[Items listed in a dataset]
--- START ---

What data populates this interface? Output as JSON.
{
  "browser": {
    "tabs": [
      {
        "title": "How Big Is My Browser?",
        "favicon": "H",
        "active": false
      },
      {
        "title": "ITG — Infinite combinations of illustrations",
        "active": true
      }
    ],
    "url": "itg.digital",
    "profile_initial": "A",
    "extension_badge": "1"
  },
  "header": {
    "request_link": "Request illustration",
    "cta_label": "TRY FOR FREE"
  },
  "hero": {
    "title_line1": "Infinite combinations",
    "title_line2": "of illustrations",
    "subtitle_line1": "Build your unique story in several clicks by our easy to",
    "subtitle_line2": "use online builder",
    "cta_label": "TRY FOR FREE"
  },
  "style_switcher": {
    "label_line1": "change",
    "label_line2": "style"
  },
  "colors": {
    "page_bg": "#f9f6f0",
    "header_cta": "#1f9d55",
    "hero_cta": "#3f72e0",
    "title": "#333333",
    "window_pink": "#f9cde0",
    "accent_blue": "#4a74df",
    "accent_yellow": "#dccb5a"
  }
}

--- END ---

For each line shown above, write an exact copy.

◆ **RESPONSE AREA**:
What data populates this interface? Output as JSON.
{
  "browser": {
    "tabs": [
      {
        "title": "How Big Is My Browser?",
        "favicon": "H",
        "active": false
      },
      {
        "title": "ITG — Infinite combinations of illustrations",
        "active": true
      }
    ],
    "url": "itg.digital",
    "profile_initial": "A",
    "extension_badge": "1"
  },
  "header": {
    "request_link": "Request illustration",
    "cta_label": "TRY FOR FREE"
  },
  "hero": {
    "title_line1": "Infinite combinations",
    "title_line2": "of illustrations",
    "subtitle_line1": "Build your unique story in several clicks by our easy to",
    "subtitle_line2": "use online builder",
    "cta_label": "TRY FOR FREE"
  },
  "style_switcher": {
    "label_line1": "change",
    "label_line2": "style"
  },
  "colors": {
    "page_bg": "#f9f6f0",
    "header_cta": "#1f9d55",
    "hero_cta": "#3f72e0",
    "title": "#333333",
    "window_pink": "#f9cde0",
    "accent_blue": "#4a74df",
    "accent_yellow": "#dccb5a"
  }
}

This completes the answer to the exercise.